▶ Instructions for the task:
Hunt for the word "ExpressLRS" across the entries below, copying each line that holds it.

▶ Data extracts:

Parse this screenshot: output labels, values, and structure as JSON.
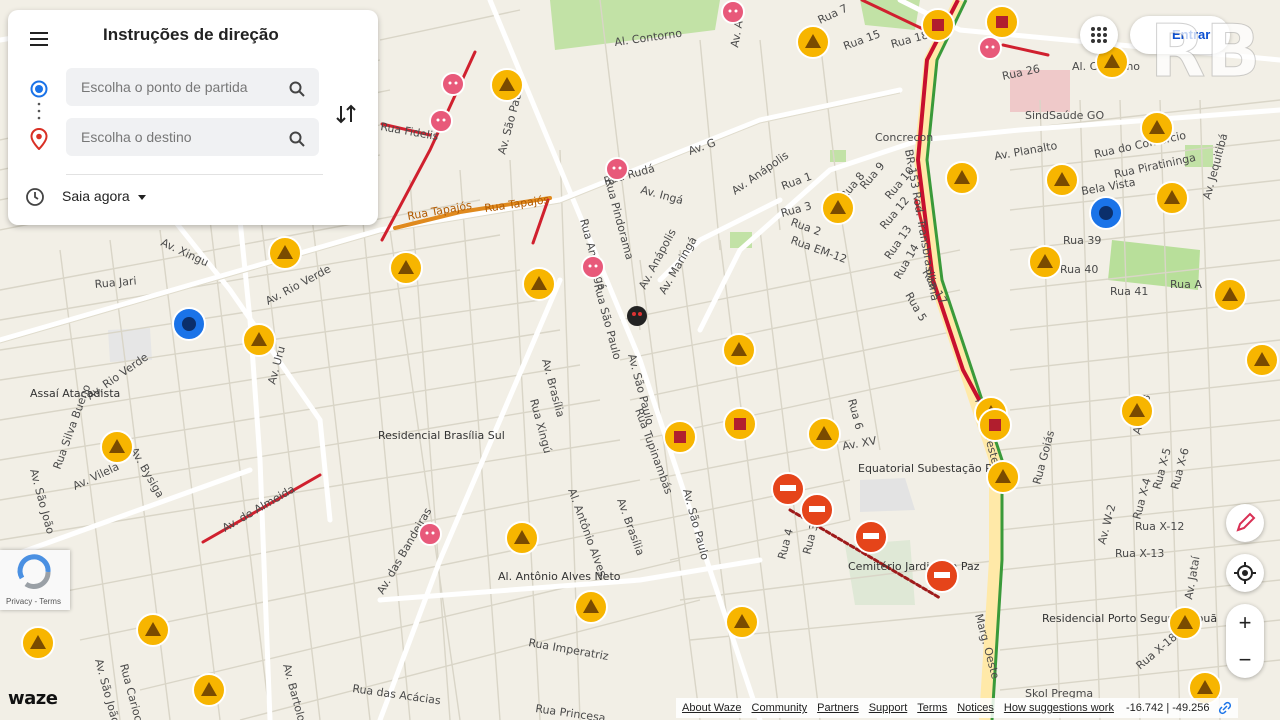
{
  "panel": {
    "title": "Instruções de direção",
    "origin_placeholder": "Escolha o ponto de partida",
    "destination_placeholder": "Escolha o destino",
    "depart_label": "Saia agora"
  },
  "header": {
    "login_label": "Entrar",
    "watermark": "RB"
  },
  "map": {
    "street_labels": [
      "Al. Contorno",
      "Rua 7",
      "Rua 15",
      "Rua 18",
      "Rua 26",
      "Al. Contorno",
      "Av. A",
      "Av. São Paulo",
      "Av. G",
      "Rua Tapajós",
      "Rua Tapajós",
      "Rua Fidelis",
      "Av. Rio Verde",
      "Rua Rudá",
      "Av. Ingá",
      "Av. Anápolis",
      "Rua Pindorama",
      "Rua Anhangá",
      "Rua São Paulo",
      "Av. Maringá",
      "Av. Anápolis",
      "Rua 1",
      "Rua 2",
      "Rua 3",
      "Rua EM-12",
      "Rua 8",
      "Rua 9",
      "Rua 10",
      "Rua 12",
      "Rua 13",
      "Rua 14",
      "Rua 17",
      "Rua 5",
      "Concrecon",
      "SindSaúde GO",
      "Rua do Comercio",
      "Av. Planalto",
      "Rua Piratininga",
      "Bela Vista",
      "Rua 39",
      "Rua 40",
      "Rua 41",
      "Rua A",
      "Av. Jequitibá",
      "Av. Xingu",
      "Rua Jari",
      "Av. Rio Verde",
      "Av. Uru",
      "Assaí Atacadista",
      "Rua Silva Bueno",
      "Av. Vilela",
      "Av. São João",
      "Av. Bysiga",
      "Av. Brasília",
      "Rua Xingú",
      "Residencial Brasília Sul",
      "Av. São Paulo",
      "Rua Tupinambás",
      "Av. São Paulo",
      "Rua 6",
      "Av. XV",
      "Equatorial Subestação Real",
      "Rua 4",
      "Rua 3",
      "Cemitério Jardim da Paz",
      "Av. de Almeida",
      "Av. das Bandeiras",
      "Al. Antônio Alves",
      "Al. Antônio Alves Neto",
      "Av. Brasília",
      "Rua Goiás",
      "Av. W-2",
      "Av. W-3",
      "Rua X-4",
      "Rua X-5",
      "Rua X-6",
      "Rua X-12",
      "Rua X-13",
      "Av. Jataí",
      "Residencial Porto Seguro Itapuã",
      "Rua X-18",
      "Rua Imperatriz",
      "Rua das Acácias",
      "Rua Carioca",
      "Av. São João",
      "Av. Bartolomeu",
      "Rua Princesa",
      "Skol Pregma",
      "Marg. Oeste",
      "Marg. Oeste",
      "BR-153 Rod. Transbrasiliana"
    ]
  },
  "recaptcha": {
    "text": "Privacy - Terms"
  },
  "logo": {
    "text": "waze"
  },
  "footer": {
    "links": [
      "About Waze",
      "Community",
      "Partners",
      "Support",
      "Terms",
      "Notices",
      "How suggestions work"
    ],
    "coords": "-16.742 | -49.256"
  },
  "colors": {
    "jam_red": "#d0202e",
    "jam_orange": "#e08a1e",
    "highway_green": "#3a9a3a",
    "alert_yellow": "#f7b500",
    "police_blue": "#1a73e8",
    "map_bg": "#f2efe6",
    "park_green": "#b8df9a"
  },
  "icons": [
    "menu-icon",
    "origin-icon",
    "destination-pin-icon",
    "search-icon",
    "swap-icon",
    "clock-icon",
    "apps-grid-icon",
    "edit-icon",
    "locate-icon",
    "zoom-in-icon",
    "zoom-out-icon",
    "link-icon",
    "hazard-icon",
    "police-icon",
    "jam-icon",
    "closure-icon",
    "crash-icon"
  ],
  "zoom": {
    "in_label": "+",
    "out_label": "−"
  }
}
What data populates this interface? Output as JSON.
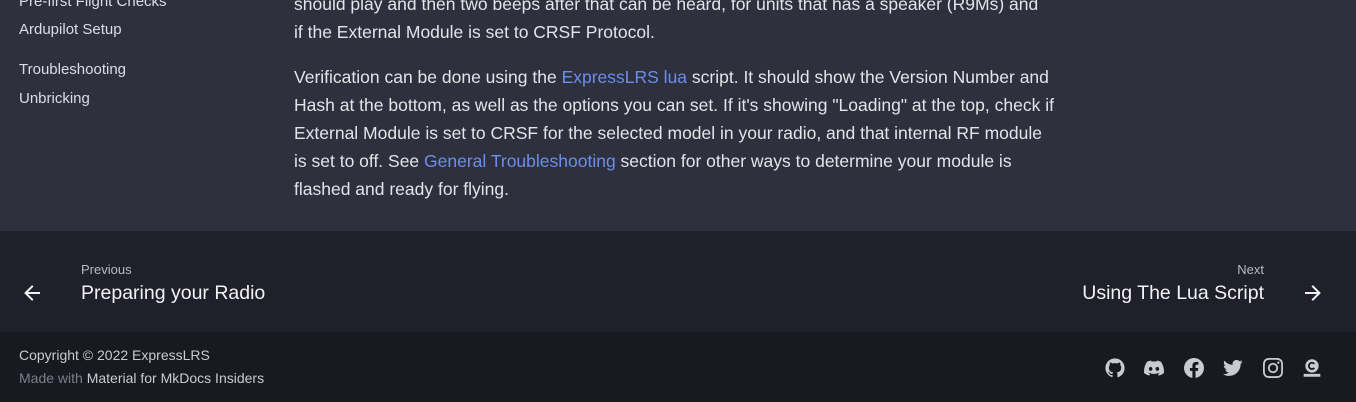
{
  "sidebar": {
    "items": [
      {
        "label": "Pre-first Flight Checks"
      },
      {
        "label": "Ardupilot Setup"
      },
      {
        "label": "Troubleshooting"
      },
      {
        "label": "Unbricking"
      }
    ]
  },
  "content": {
    "p1_line1": "should play and then two beeps after that can be heard, for units that has a speaker (R9Ms) and",
    "p1_line2": "if the External Module is set to CRSF Protocol.",
    "p2_before": "Verification can be done using the ",
    "p2_link1": "ExpressLRS lua",
    "p2_middle": " script. It should show the Version Number and Hash at the bottom, as well as the options you can set. If it's showing \"Loading\" at the top, check if External Module is set to CRSF for the selected model in your radio, and that internal RF module is set to off. See ",
    "p2_link2": "General Troubleshooting",
    "p2_after": " section for other ways to determine your module is flashed and ready for flying."
  },
  "pager": {
    "prev_label": "Previous",
    "prev_title": "Preparing your Radio",
    "next_label": "Next",
    "next_title": "Using The Lua Script"
  },
  "footer": {
    "copyright": "Copyright © 2022 ExpressLRS",
    "made_with": "Made with ",
    "made_with_link": "Material for MkDocs Insiders",
    "social_icons": [
      "github-icon",
      "discord-icon",
      "facebook-icon",
      "twitter-icon",
      "instagram-icon",
      "opencollective-icon"
    ]
  }
}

▶ Task solution:
    "p2_link1": "ExpressLRS lua",
    "copyright": "Copyright © 2022 ExpressLRS",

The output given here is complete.